*** Data shown Section Begins ***
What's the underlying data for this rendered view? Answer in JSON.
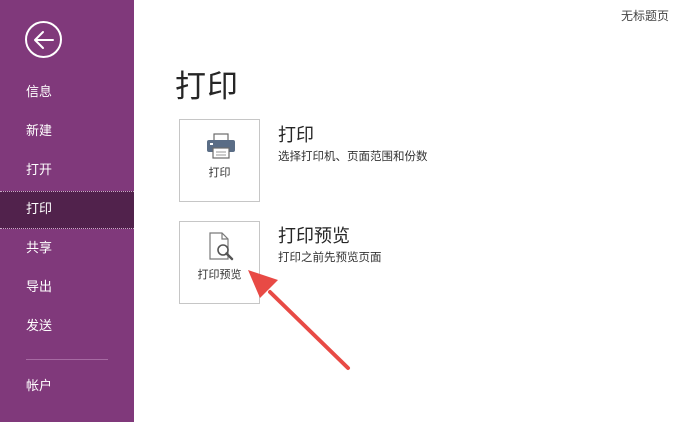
{
  "window": {
    "doc_title": "无标题页"
  },
  "sidebar": {
    "items": [
      {
        "label": "信息"
      },
      {
        "label": "新建"
      },
      {
        "label": "打开"
      },
      {
        "label": "打印"
      },
      {
        "label": "共享"
      },
      {
        "label": "导出"
      },
      {
        "label": "发送"
      },
      {
        "label": "帐户"
      }
    ],
    "active": "打印"
  },
  "main": {
    "title": "打印",
    "options": [
      {
        "tile_label": "打印",
        "title": "打印",
        "description": "选择打印机、页面范围和份数",
        "icon": "printer-icon"
      },
      {
        "tile_label": "打印预览",
        "title": "打印预览",
        "description": "打印之前先预览页面",
        "icon": "print-preview-icon"
      }
    ]
  },
  "colors": {
    "sidebar_bg": "#80397b",
    "sidebar_active": "#51224c",
    "annotation_arrow": "#e84a45"
  }
}
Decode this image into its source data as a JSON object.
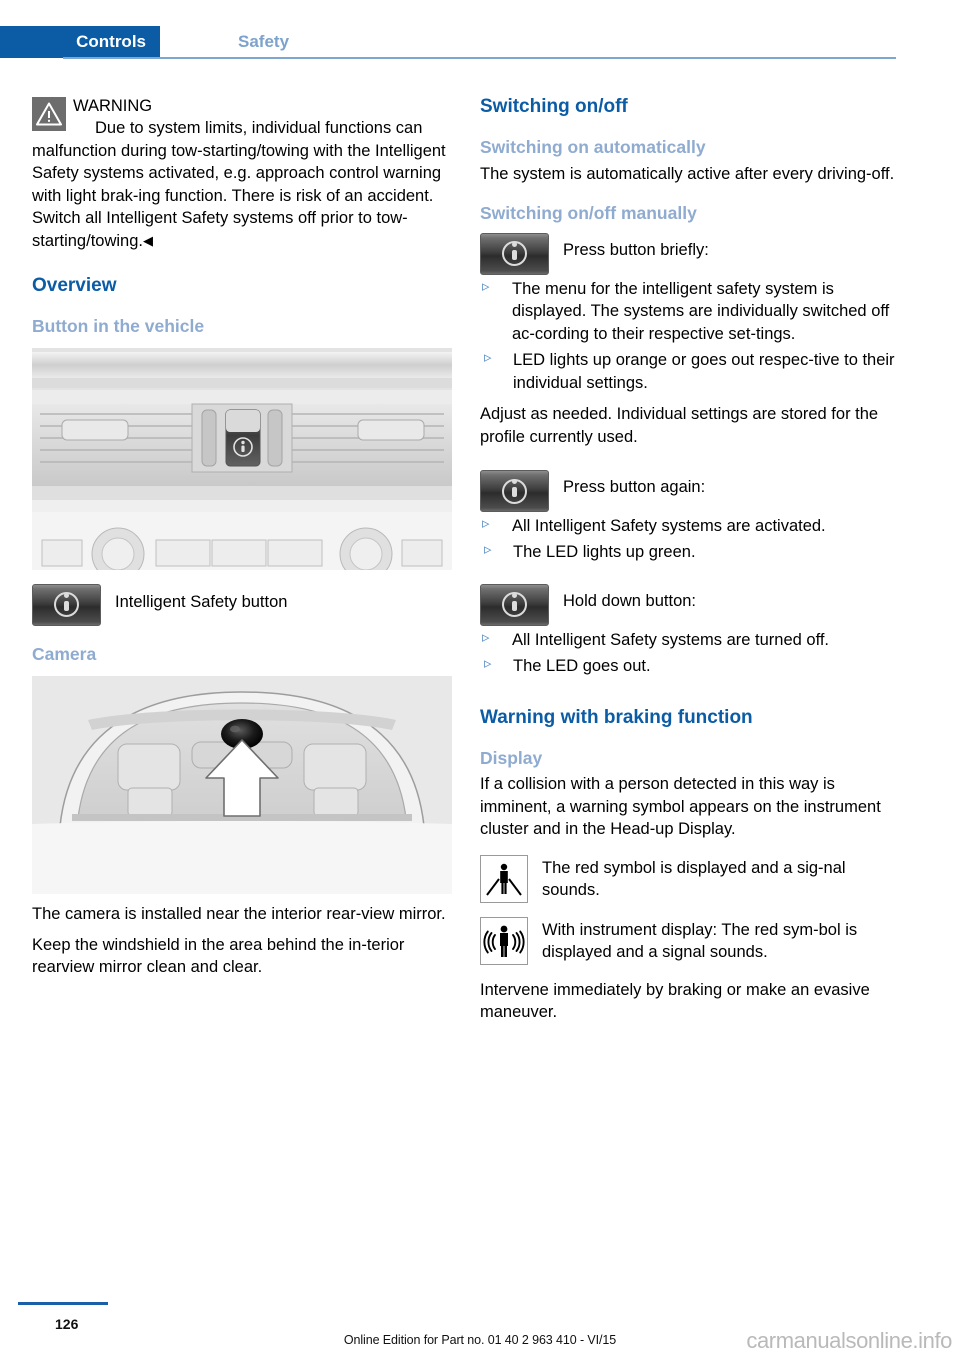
{
  "header": {
    "tab_active": "Controls",
    "tab_secondary": "Safety",
    "accent_color": "#0b5ca5",
    "muted_blue": "#8fabd0"
  },
  "left_column": {
    "warning": {
      "icon": "warning-triangle-icon",
      "title": "WARNING",
      "paragraph": "Due to system limits, individual functions can malfunction during tow-starting/towing with the Intelligent Safety systems activated, e.g. approach control warning with light brak-ing function. There is risk of an accident. Switch all Intelligent Safety systems off prior to tow-starting/towing.",
      "end_marker": "◀"
    },
    "overview_heading": "Overview",
    "button_heading": "Button in the vehicle",
    "dashboard_figure_alt": "Center console with Intelligent Safety button",
    "button_caption": "Intelligent Safety button",
    "camera_heading": "Camera",
    "camera_figure_alt": "Windshield interior with camera near rearview mirror",
    "camera_text_1": "The camera is installed near the interior rear-view mirror.",
    "camera_text_2": "Keep the windshield in the area behind the in-terior rearview mirror clean and clear."
  },
  "right_column": {
    "switching_heading": "Switching on/off",
    "auto_heading": "Switching on automatically",
    "auto_text": "The system is automatically active after every driving-off.",
    "manual_heading": "Switching on/off manually",
    "step_press_brief": {
      "lead": "Press button briefly:",
      "bullets": [
        "The menu for the intelligent safety system is displayed. The systems are individually switched off ac-cording to their respective set-tings."
      ]
    },
    "bullet_led_orange": "LED lights up orange or goes out respec-tive to their individual settings.",
    "adjust_text": "Adjust as needed. Individual settings are stored for the profile currently used.",
    "step_press_again": {
      "lead": "Press button again:",
      "bullets": [
        "All Intelligent Safety systems are activated."
      ]
    },
    "bullet_led_green": "The LED lights up green.",
    "step_hold_down": {
      "lead": "Hold down button:",
      "bullets": [
        "All Intelligent Safety systems are turned off."
      ]
    },
    "bullet_led_out": "The LED goes out.",
    "braking_heading": "Warning with braking function",
    "display_heading": "Display",
    "display_text": "If a collision with a person detected in this way is imminent, a warning symbol appears on the instrument cluster and in the Head-up Display.",
    "symbol_1": {
      "icon": "pedestrian-warning-icon",
      "text": "The red symbol is displayed and a sig-nal sounds."
    },
    "symbol_2": {
      "icon": "pedestrian-sound-warning-icon",
      "text": "With instrument display: The red sym-bol is displayed and a signal sounds."
    },
    "closing_text": "Intervene immediately by braking or make an evasive maneuver."
  },
  "footer": {
    "page_number": "126",
    "edition": "Online Edition for Part no. 01 40 2 963 410 - VI/15",
    "watermark": "carmanualsonline.info"
  }
}
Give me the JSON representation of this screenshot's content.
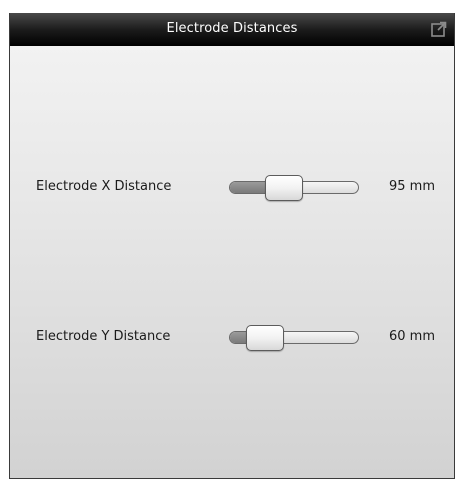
{
  "window": {
    "title": "Electrode Distances",
    "popout_icon": "popout-icon"
  },
  "sliders": [
    {
      "label": "Electrode X Distance",
      "value_text": "95 mm",
      "position_fraction": 0.39
    },
    {
      "label": "Electrode Y Distance",
      "value_text": "60 mm",
      "position_fraction": 0.19
    }
  ],
  "colors": {
    "titlebar": "#000000",
    "title_text": "#ffffff",
    "panel_bg": "#e6e6e6",
    "slider_fill": "#808080"
  }
}
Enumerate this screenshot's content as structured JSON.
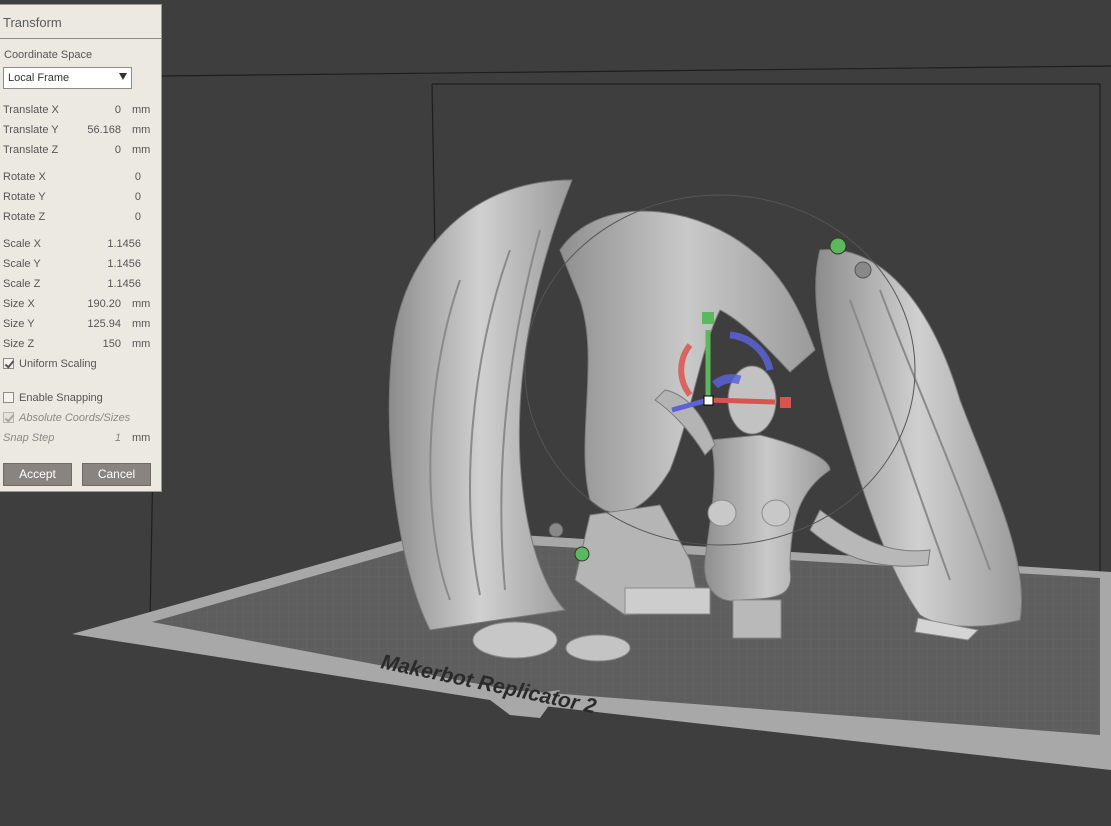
{
  "panel": {
    "title": "Transform",
    "coordinate_space_label": "Coordinate Space",
    "coordinate_space_value": "Local Frame",
    "translate": [
      {
        "label": "Translate X",
        "value": "0",
        "unit": "mm"
      },
      {
        "label": "Translate Y",
        "value": "56.168",
        "unit": "mm"
      },
      {
        "label": "Translate Z",
        "value": "0",
        "unit": "mm"
      }
    ],
    "rotate": [
      {
        "label": "Rotate X",
        "value": "0"
      },
      {
        "label": "Rotate Y",
        "value": "0"
      },
      {
        "label": "Rotate Z",
        "value": "0"
      }
    ],
    "scale": [
      {
        "label": "Scale X",
        "value": "1.1456"
      },
      {
        "label": "Scale Y",
        "value": "1.1456"
      },
      {
        "label": "Scale Z",
        "value": "1.1456"
      }
    ],
    "size": [
      {
        "label": "Size X",
        "value": "190.20",
        "unit": "mm"
      },
      {
        "label": "Size Y",
        "value": "125.94",
        "unit": "mm"
      },
      {
        "label": "Size Z",
        "value": "150",
        "unit": "mm"
      }
    ],
    "uniform_scaling": {
      "label": "Uniform Scaling",
      "checked": true
    },
    "enable_snapping": {
      "label": "Enable Snapping",
      "checked": false
    },
    "absolute_coords": {
      "label": "Absolute Coords/Sizes",
      "checked": true
    },
    "snap_step": {
      "label": "Snap Step",
      "value": "1",
      "unit": "mm"
    },
    "accept_label": "Accept",
    "cancel_label": "Cancel"
  },
  "scene": {
    "printer_label": "Makerbot Replicator 2",
    "colors": {
      "background": "#3e3e3e",
      "model": "#b9b9b9",
      "bed": "#a9a9a9",
      "gizmo_x": "#d9534f",
      "gizmo_y": "#5cb85c",
      "gizmo_z": "#5b63d6"
    }
  }
}
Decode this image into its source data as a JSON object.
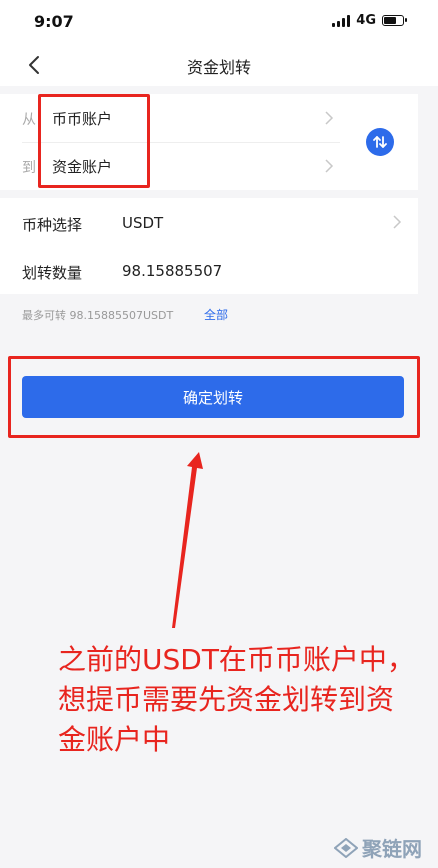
{
  "status_bar": {
    "time": "9:07",
    "network": "4G"
  },
  "nav": {
    "title": "资金划转"
  },
  "transfer": {
    "from_label": "从",
    "from_account": "币币账户",
    "to_label": "到",
    "to_account": "资金账户"
  },
  "form": {
    "coin_label": "币种选择",
    "coin_value": "USDT",
    "amount_label": "划转数量",
    "amount_value": "98.15885507",
    "max_text": "最多可转 98.15885507USDT",
    "all_label": "全部"
  },
  "confirm_label": "确定划转",
  "annotation": {
    "text": "之前的USDT在币币账户中，想提币需要先资金划转到资金账户中"
  },
  "watermark": "聚链网",
  "colors": {
    "accent": "#2d6bea",
    "annotation": "#e8251f"
  }
}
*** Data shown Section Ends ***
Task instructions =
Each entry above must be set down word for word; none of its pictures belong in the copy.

Output below =
What's the underlying data for this rendered view? Answer in JSON.
{
  "window": {
    "doc_title": "无标题页"
  },
  "sidebar": {
    "items": [
      {
        "label": "信息"
      },
      {
        "label": "新建"
      },
      {
        "label": "打开"
      },
      {
        "label": "打印"
      },
      {
        "label": "共享"
      },
      {
        "label": "导出"
      },
      {
        "label": "发送"
      },
      {
        "label": "帐户"
      }
    ],
    "active": "打印"
  },
  "main": {
    "title": "打印",
    "options": [
      {
        "tile_label": "打印",
        "title": "打印",
        "description": "选择打印机、页面范围和份数",
        "icon": "printer-icon"
      },
      {
        "tile_label": "打印预览",
        "title": "打印预览",
        "description": "打印之前先预览页面",
        "icon": "print-preview-icon"
      }
    ]
  },
  "colors": {
    "sidebar_bg": "#80397b",
    "sidebar_active": "#51224c",
    "annotation_arrow": "#e84a45"
  }
}
Decode this image into its source data as a JSON object.
{
  "header": {
    "tab_active": "Controls",
    "tab_secondary": "Safety",
    "accent_color": "#0b5ca5",
    "muted_blue": "#8fabd0"
  },
  "left_column": {
    "warning": {
      "icon": "warning-triangle-icon",
      "title": "WARNING",
      "paragraph": "Due to system limits, individual functions can malfunction during tow-starting/towing with the Intelligent Safety systems activated, e.g. approach control warning with light brak-ing function. There is risk of an accident. Switch all Intelligent Safety systems off prior to tow-starting/towing.",
      "end_marker": "◀"
    },
    "overview_heading": "Overview",
    "button_heading": "Button in the vehicle",
    "dashboard_figure_alt": "Center console with Intelligent Safety button",
    "button_caption": "Intelligent Safety button",
    "camera_heading": "Camera",
    "camera_figure_alt": "Windshield interior with camera near rearview mirror",
    "camera_text_1": "The camera is installed near the interior rear-view mirror.",
    "camera_text_2": "Keep the windshield in the area behind the in-terior rearview mirror clean and clear."
  },
  "right_column": {
    "switching_heading": "Switching on/off",
    "auto_heading": "Switching on automatically",
    "auto_text": "The system is automatically active after every driving-off.",
    "manual_heading": "Switching on/off manually",
    "step_press_brief": {
      "lead": "Press button briefly:",
      "bullets": [
        "The menu for the intelligent safety system is displayed. The systems are individually switched off ac-cording to their respective set-tings."
      ]
    },
    "bullet_led_orange": "LED lights up orange or goes out respec-tive to their individual settings.",
    "adjust_text": "Adjust as needed. Individual settings are stored for the profile currently used.",
    "step_press_again": {
      "lead": "Press button again:",
      "bullets": [
        "All Intelligent Safety systems are activated."
      ]
    },
    "bullet_led_green": "The LED lights up green.",
    "step_hold_down": {
      "lead": "Hold down button:",
      "bullets": [
        "All Intelligent Safety systems are turned off."
      ]
    },
    "bullet_led_out": "The LED goes out.",
    "braking_heading": "Warning with braking function",
    "display_heading": "Display",
    "display_text": "If a collision with a person detected in this way is imminent, a warning symbol appears on the instrument cluster and in the Head-up Display.",
    "symbol_1": {
      "icon": "pedestrian-warning-icon",
      "text": "The red symbol is displayed and a sig-nal sounds."
    },
    "symbol_2": {
      "icon": "pedestrian-sound-warning-icon",
      "text": "With instrument display: The red sym-bol is displayed and a signal sounds."
    },
    "closing_text": "Intervene immediately by braking or make an evasive maneuver."
  },
  "footer": {
    "page_number": "126",
    "edition": "Online Edition for Part no. 01 40 2 963 410 - VI/15",
    "watermark": "carmanualsonline.info"
  }
}
Give me the JSON representation of this screenshot's content.
{
  "window": {
    "title": "Electrode Distances",
    "popout_icon": "popout-icon"
  },
  "sliders": [
    {
      "label": "Electrode X Distance",
      "value_text": "95 mm",
      "position_fraction": 0.39
    },
    {
      "label": "Electrode Y Distance",
      "value_text": "60 mm",
      "position_fraction": 0.19
    }
  ],
  "colors": {
    "titlebar": "#000000",
    "title_text": "#ffffff",
    "panel_bg": "#e6e6e6",
    "slider_fill": "#808080"
  }
}
Enumerate this screenshot's content as structured JSON.
{
  "panel": {
    "title": "Transform",
    "coordinate_space_label": "Coordinate Space",
    "coordinate_space_value": "Local Frame",
    "translate": [
      {
        "label": "Translate X",
        "value": "0",
        "unit": "mm"
      },
      {
        "label": "Translate Y",
        "value": "56.168",
        "unit": "mm"
      },
      {
        "label": "Translate Z",
        "value": "0",
        "unit": "mm"
      }
    ],
    "rotate": [
      {
        "label": "Rotate X",
        "value": "0"
      },
      {
        "label": "Rotate Y",
        "value": "0"
      },
      {
        "label": "Rotate Z",
        "value": "0"
      }
    ],
    "scale": [
      {
        "label": "Scale X",
        "value": "1.1456"
      },
      {
        "label": "Scale Y",
        "value": "1.1456"
      },
      {
        "label": "Scale Z",
        "value": "1.1456"
      }
    ],
    "size": [
      {
        "label": "Size X",
        "value": "190.20",
        "unit": "mm"
      },
      {
        "label": "Size Y",
        "value": "125.94",
        "unit": "mm"
      },
      {
        "label": "Size Z",
        "value": "150",
        "unit": "mm"
      }
    ],
    "uniform_scaling": {
      "label": "Uniform Scaling",
      "checked": true
    },
    "enable_snapping": {
      "label": "Enable Snapping",
      "checked": false
    },
    "absolute_coords": {
      "label": "Absolute Coords/Sizes",
      "checked": true
    },
    "snap_step": {
      "label": "Snap Step",
      "value": "1",
      "unit": "mm"
    },
    "accept_label": "Accept",
    "cancel_label": "Cancel"
  },
  "scene": {
    "printer_label": "Makerbot Replicator 2",
    "colors": {
      "background": "#3e3e3e",
      "model": "#b9b9b9",
      "bed": "#a9a9a9",
      "gizmo_x": "#d9534f",
      "gizmo_y": "#5cb85c",
      "gizmo_z": "#5b63d6"
    }
  }
}
Decode this image into its source data as a JSON object.
{
  "status_bar": {
    "time": "9:07",
    "network": "4G"
  },
  "nav": {
    "title": "资金划转"
  },
  "transfer": {
    "from_label": "从",
    "from_account": "币币账户",
    "to_label": "到",
    "to_account": "资金账户"
  },
  "form": {
    "coin_label": "币种选择",
    "coin_value": "USDT",
    "amount_label": "划转数量",
    "amount_value": "98.15885507",
    "max_text": "最多可转 98.15885507USDT",
    "all_label": "全部"
  },
  "confirm_label": "确定划转",
  "annotation": {
    "text": "之前的USDT在币币账户中，想提币需要先资金划转到资金账户中"
  },
  "watermark": "聚链网",
  "colors": {
    "accent": "#2d6bea",
    "annotation": "#e8251f"
  }
}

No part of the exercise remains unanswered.